Big News on the IGFA Great Marlin Race

There’s been a lot of activity in the IGMR Great Marlin Race (IGMR) over the last few months.  Last summer, the program began testing tags from another manufacturer and, so far, the results appear to be excellent.  In July, 2018 five tags were deployed at the Bermuda Triple Crown Tournament.  Tags were programed to stay on fish for 240 days and to date we’ve only seen one tag report after staying on the blue marlin for a very respectable 150 and the fish travelling 2,740 miles before the tag popped off on the other side of the Atlantic near Cape Verde, Africa.  The rest of these tags are due to report by mid-March of this year.  Nine tags were also deployed on blue marlin in Kona, Hawaii during and after the venerable Hawaiian International Billfish Tournament that took place in August, 2018.  We’ve only seen one tag report from this deployment after 123 days and the fish travelling 1,046 miles.  We’re looking forward to seeing what data we receive when the remaining tags report sometime between April and June.

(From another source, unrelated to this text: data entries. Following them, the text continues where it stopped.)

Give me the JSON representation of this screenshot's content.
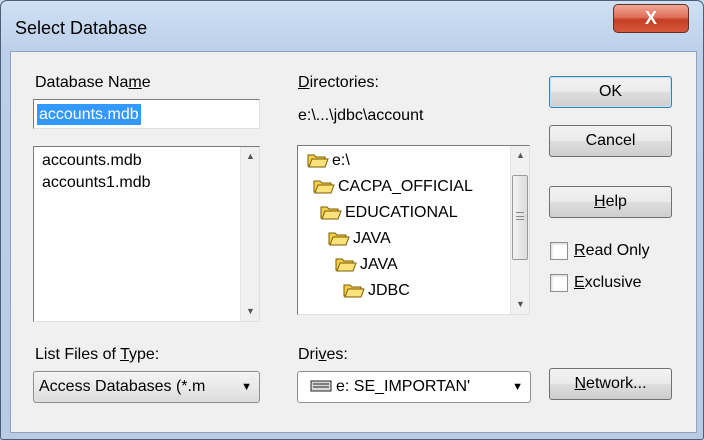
{
  "window": {
    "title": "Select Database",
    "close_glyph": "X"
  },
  "database_name": {
    "label_pre": "Database Na",
    "label_acc": "m",
    "label_post": "e",
    "value": "accounts.mdb",
    "files": [
      "accounts.mdb",
      "accounts1.mdb"
    ]
  },
  "directories": {
    "label_acc": "D",
    "label_post": "irectories:",
    "current_path": "e:\\...\\jdbc\\account",
    "items": [
      "e:\\",
      "CACPA_OFFICIAL",
      "EDUCATIONAL",
      "JAVA",
      "JAVA",
      "JDBC"
    ]
  },
  "buttons": {
    "ok": "OK",
    "cancel": "Cancel",
    "help_acc": "H",
    "help_post": "elp",
    "network_acc": "N",
    "network_post": "etwork..."
  },
  "options": {
    "read_only_acc": "R",
    "read_only_post": "ead Only",
    "exclusive_acc": "E",
    "exclusive_post": "xclusive"
  },
  "file_types": {
    "label_pre": "List Files of ",
    "label_acc": "T",
    "label_post": "ype:",
    "selected": "Access Databases (*.m"
  },
  "drives": {
    "label_pre": "Dri",
    "label_acc": "v",
    "label_post": "es:",
    "selected": "e: SE_IMPORTAN'"
  },
  "icons": [
    "folder-open-icon",
    "drive-icon",
    "dropdown-arrow-icon",
    "scroll-up-icon",
    "scroll-down-icon",
    "close-icon"
  ],
  "colors": {
    "selection": "#3399ff",
    "folder": "#f5d04a",
    "close_button": "#c53e26"
  }
}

Six tags destined for deployment at the Master Angler Billfish Tournament (MABT) in California were relocated to Ascension Bay, Mexico in October, 2018 due to poor fishing at the MABT.  The October/November striped marlin bite in Ascension was red hot and all six tags were deployed.  Unfortunately, two tags pulled free of the fish after just three days but the other four are still out collecting data and are due to report between June and July of this year.  This particular set of deployments is of interest because the striped marlin encountered off of Baja, Mexico are thought to be a distinct stock from those typically caught in California during the MABT.  It will be interesting to see where these fish go in comparison to previous fish tagged in California.

October, 2018 also saw the return of the IGMR to the fabled Lizard Island Black Marlin Tournament in Australia.  Eight tags were successfully deployed during the tournament and are due to report in June of this year.  It’s always exciting to deploy tags on giant black marlin off the Great Barrier Reef, as four of the five longest tracks recorded in the IGMR have come from black marlin tagged from this location.  Lastly, the IGMR’s most recent event took place in Papua New Guinea during the Tropicana Billfish Tournament.  Five tags were deployed during the tournament in November, 2018 and are scheduled to report in July of this year.

In addition to the flurry of new tag deployments late last year, the IGFA is also very excited to share new peer-reviewed research that has been published from the IGMR.  In September, 2018, IGFA Representative Martini Arostegui and coauthors published research in the journal Fisheries Oceanography on the movement patterns and thermal niche of the first ever satellite-tagged Mediterranean spearfish.  Not long after, in December, Martini and his coauthors submitted another manuscript for peer-review publication for six IGMR-tagged shortbill spearfish—another scientific first.  IGFA’s partners at Stanford University are also in the process of preparing several new manuscripts on predictive habitat models for billfish using IGMR tag data.

All in all, there’s a lot going on with the IGFA Great Marlin Race.  Future deployments this year are scheduled for New Zealand, Bahamas, Bermuda and Hawaii.  Stay tuned for more updates on tags that have reported and new research being published!